said, the Commissioners had absolute power, but they found, upon examination of the case to which the hon. Member had referred, that it was not a case in which that power should be exercised.


said, if that was not a case in which the power should be exercised, the law and the procedure were both very bad indeed.

MR. J. CHAMBERLAIN (Birmingham, W.)

said, the Chancellor of the Exchequer's position was that no hope was to be held out that the present practice of the Inland Revenue Department would in any degree be changed.


said, he was satisfied that the discretionary power which he gave the department last year, and of which they had only had experience for eight months, was sufficient for the purpose.


said, the concrete case before the Committee appeared to be one in which that discretionary power ought certainly to be used. It was the case of a person who had to receive after probate an estate which the Inland Revenue Department itself valued at £120,000, and the Chancellor of the Exchequer said if that estate was to be accepted as security for £7,000 all the principles on which the probate duty had been collected for generations would be reversed, and millions of the public money would be put at hazard.


said, that whether this particular case was rightly decided or not was a question by itself.
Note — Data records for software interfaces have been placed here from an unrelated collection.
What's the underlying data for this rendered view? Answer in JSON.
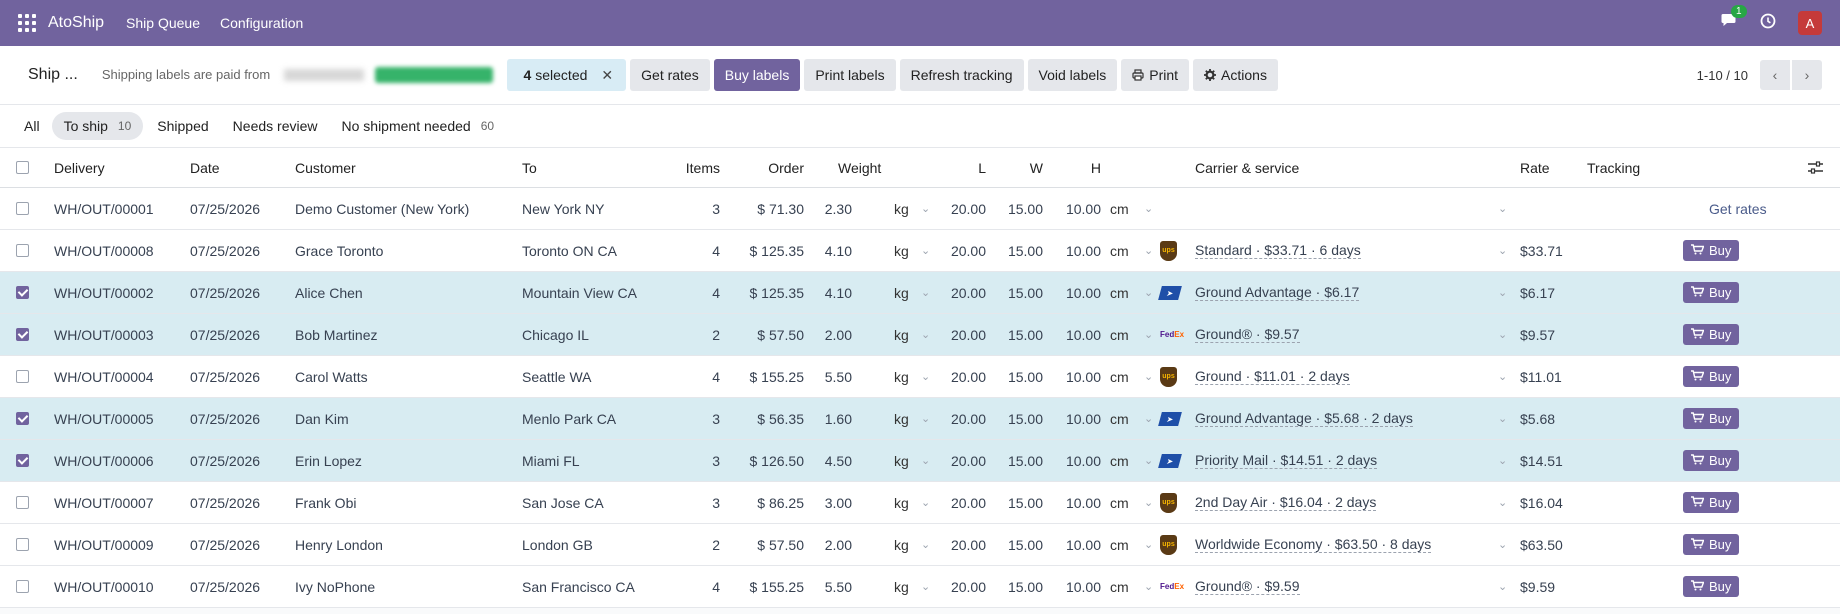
{
  "topbar": {
    "brand": "AtoShip",
    "menus": [
      "Ship Queue",
      "Configuration"
    ],
    "chat_badge": "1",
    "avatar_letter": "A"
  },
  "controlbar": {
    "breadcrumb": "Ship ...",
    "paid_note": "Shipping labels are paid from",
    "selection_count": "4",
    "selection_label": "selected",
    "buttons": {
      "get_rates": "Get rates",
      "buy_labels": "Buy labels",
      "print_labels": "Print labels",
      "refresh_tracking": "Refresh tracking",
      "void_labels": "Void labels",
      "print": "Print",
      "actions": "Actions"
    },
    "pager": "1-10 / 10"
  },
  "tabs": [
    {
      "label": "All",
      "count": ""
    },
    {
      "label": "To ship",
      "count": "10"
    },
    {
      "label": "Shipped",
      "count": ""
    },
    {
      "label": "Needs review",
      "count": ""
    },
    {
      "label": "No shipment needed",
      "count": "60"
    }
  ],
  "columns": {
    "delivery": "Delivery",
    "date": "Date",
    "customer": "Customer",
    "to": "To",
    "items": "Items",
    "order": "Order",
    "weight": "Weight",
    "l": "L",
    "w": "W",
    "h": "H",
    "carrier": "Carrier & service",
    "rate": "Rate",
    "tracking": "Tracking"
  },
  "units": {
    "weight": "kg",
    "dim": "cm"
  },
  "actions": {
    "get_rates": "Get rates",
    "buy": "Buy"
  },
  "colors": {
    "brand": "#71639e",
    "selected_row": "#d8ecf2"
  },
  "rows": [
    {
      "checked": false,
      "delivery": "WH/OUT/00001",
      "date": "07/25/2026",
      "customer": "Demo Customer (New York)",
      "to": "New York NY",
      "items": "3",
      "order": "$ 71.30",
      "weight": "2.30",
      "l": "20.00",
      "w": "15.00",
      "h": "10.00",
      "carrier": "",
      "service": "",
      "rate": "",
      "action": "get_rates"
    },
    {
      "checked": false,
      "delivery": "WH/OUT/00008",
      "date": "07/25/2026",
      "customer": "Grace Toronto",
      "to": "Toronto ON CA",
      "items": "4",
      "order": "$ 125.35",
      "weight": "4.10",
      "l": "20.00",
      "w": "15.00",
      "h": "10.00",
      "carrier": "ups",
      "service": "Standard · $33.71 · 6 days",
      "rate": "$33.71",
      "action": "buy"
    },
    {
      "checked": true,
      "delivery": "WH/OUT/00002",
      "date": "07/25/2026",
      "customer": "Alice Chen",
      "to": "Mountain View CA",
      "items": "4",
      "order": "$ 125.35",
      "weight": "4.10",
      "l": "20.00",
      "w": "15.00",
      "h": "10.00",
      "carrier": "usps",
      "service": "Ground Advantage · $6.17",
      "rate": "$6.17",
      "action": "buy"
    },
    {
      "checked": true,
      "delivery": "WH/OUT/00003",
      "date": "07/25/2026",
      "customer": "Bob Martinez",
      "to": "Chicago IL",
      "items": "2",
      "order": "$ 57.50",
      "weight": "2.00",
      "l": "20.00",
      "w": "15.00",
      "h": "10.00",
      "carrier": "fedex",
      "service": "Ground® · $9.57",
      "rate": "$9.57",
      "action": "buy"
    },
    {
      "checked": false,
      "delivery": "WH/OUT/00004",
      "date": "07/25/2026",
      "customer": "Carol Watts",
      "to": "Seattle WA",
      "items": "4",
      "order": "$ 155.25",
      "weight": "5.50",
      "l": "20.00",
      "w": "15.00",
      "h": "10.00",
      "carrier": "ups",
      "service": "Ground · $11.01 · 2 days",
      "rate": "$11.01",
      "action": "buy"
    },
    {
      "checked": true,
      "delivery": "WH/OUT/00005",
      "date": "07/25/2026",
      "customer": "Dan Kim",
      "to": "Menlo Park CA",
      "items": "3",
      "order": "$ 56.35",
      "weight": "1.60",
      "l": "20.00",
      "w": "15.00",
      "h": "10.00",
      "carrier": "usps",
      "service": "Ground Advantage · $5.68 · 2 days",
      "rate": "$5.68",
      "action": "buy"
    },
    {
      "checked": true,
      "delivery": "WH/OUT/00006",
      "date": "07/25/2026",
      "customer": "Erin Lopez",
      "to": "Miami FL",
      "items": "3",
      "order": "$ 126.50",
      "weight": "4.50",
      "l": "20.00",
      "w": "15.00",
      "h": "10.00",
      "carrier": "usps",
      "service": "Priority Mail · $14.51 · 2 days",
      "rate": "$14.51",
      "action": "buy"
    },
    {
      "checked": false,
      "delivery": "WH/OUT/00007",
      "date": "07/25/2026",
      "customer": "Frank Obi",
      "to": "San Jose CA",
      "items": "3",
      "order": "$ 86.25",
      "weight": "3.00",
      "l": "20.00",
      "w": "15.00",
      "h": "10.00",
      "carrier": "ups",
      "service": "2nd Day Air · $16.04 · 2 days",
      "rate": "$16.04",
      "action": "buy"
    },
    {
      "checked": false,
      "delivery": "WH/OUT/00009",
      "date": "07/25/2026",
      "customer": "Henry London",
      "to": "London GB",
      "items": "2",
      "order": "$ 57.50",
      "weight": "2.00",
      "l": "20.00",
      "w": "15.00",
      "h": "10.00",
      "carrier": "ups",
      "service": "Worldwide Economy · $63.50 · 8 days",
      "rate": "$63.50",
      "action": "buy"
    },
    {
      "checked": false,
      "delivery": "WH/OUT/00010",
      "date": "07/25/2026",
      "customer": "Ivy NoPhone",
      "to": "San Francisco CA",
      "items": "4",
      "order": "$ 155.25",
      "weight": "5.50",
      "l": "20.00",
      "w": "15.00",
      "h": "10.00",
      "carrier": "fedex",
      "service": "Ground® · $9.59",
      "rate": "$9.59",
      "action": "buy"
    }
  ]
}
But the clause proposed would upset the whole principle upon which the probate duty was collected by doing away with the necessity of paying in the first instance. It was the generality of the Amendment to which he objected.
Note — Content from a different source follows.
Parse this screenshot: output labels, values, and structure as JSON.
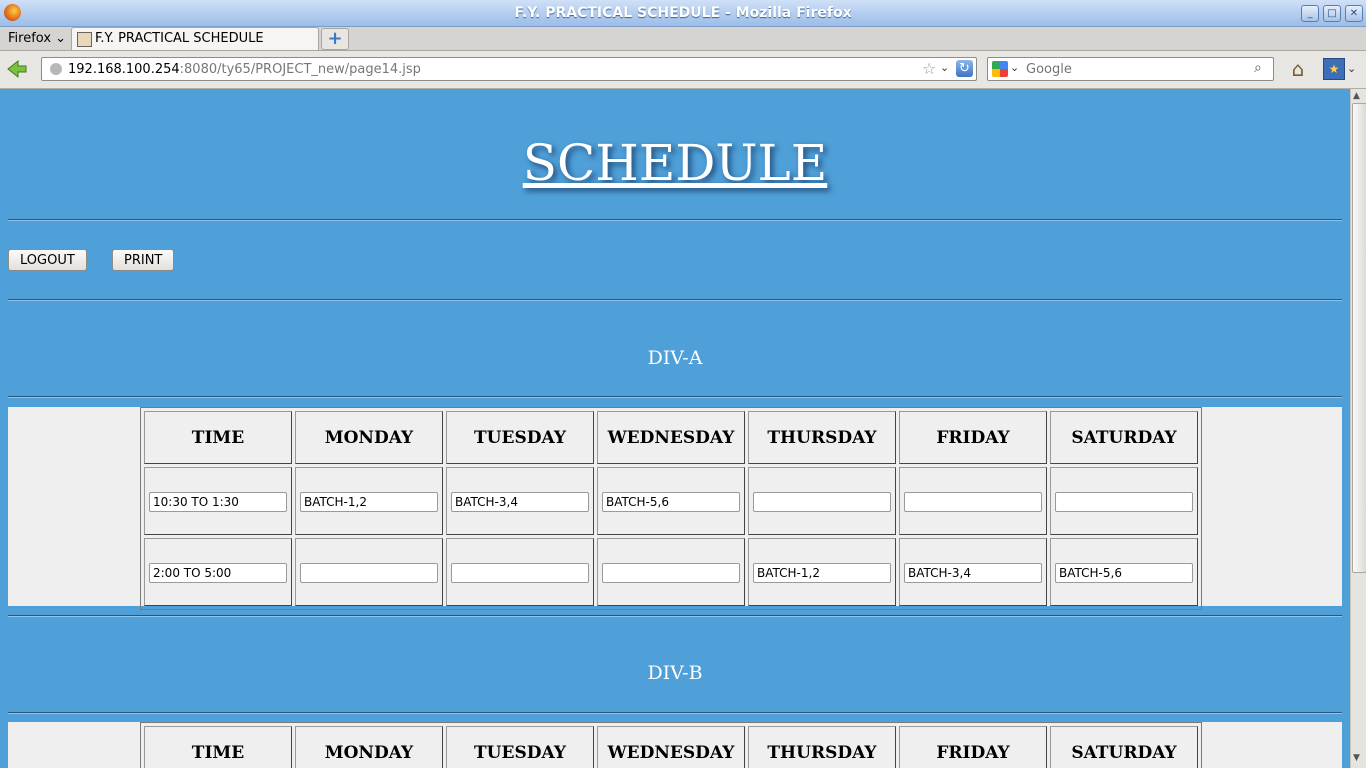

said the Amendment seemed to him to secure the Revenue by providing that sufficient security must in all cases be given. When they were collecting a tax which varied from 3 to 8 per cent. the capital on which that was levied must surely be sufficient security for the percentage. The revenue was to determine the amount which it was to receive. It was only to give credit for three months, receiving three per cent. interest during that time, and for that credit it was to have a security which might be from 16 to 33 times the value of the amount due. How was it possible in these circumstances that the Revenue could lose a single farthing? The Revenue officials seemed to have a stereotyped way of dealing with these matters, and they made taxes, obnoxious at any time, still more obnoxious by the way they were administered. He hoped they might have some promise from the Chancellor of the Exchequer that he would deal with this matter.

MR. CYRIL DODD (Essex, Maldon)

said, that formerly the Commissioners had power in special cases to enlarge the time for the payment of the duty, but by the Act of last year this was altered, the words being: Where the Commissioners are satisfied that the estate duty leviable in respect of any property cannot without excessive sacrifice be raised at once, they may allow payment to be postponed. The Commissioners seemed to have construed that to mean sacrifice to the property itself. If the Chancellor of the Exchequer would restore the former provision he believed the whole difficulty would be met. What was wanted was that the Commissioners should have a somewhat freer hand.

MR. F. G. BANBURY (Camberwell, Peckham)

could not see that the Revenue would run any risk through the acceptance of the Amendment. It would be in the judgment of the Commissioners to define what "sufficient security" was. But, on the other hand, the executor would not benefit very much, because if he had to give security he could go to a banker and fund the money in that way.

The Committee divided:—Ayes, 151; Noes, 198.—(Division List No. 105.)

Two other Amendments on the paper having been ruled out of order the schedule was agreed to, and amid cheers the Bill was reported.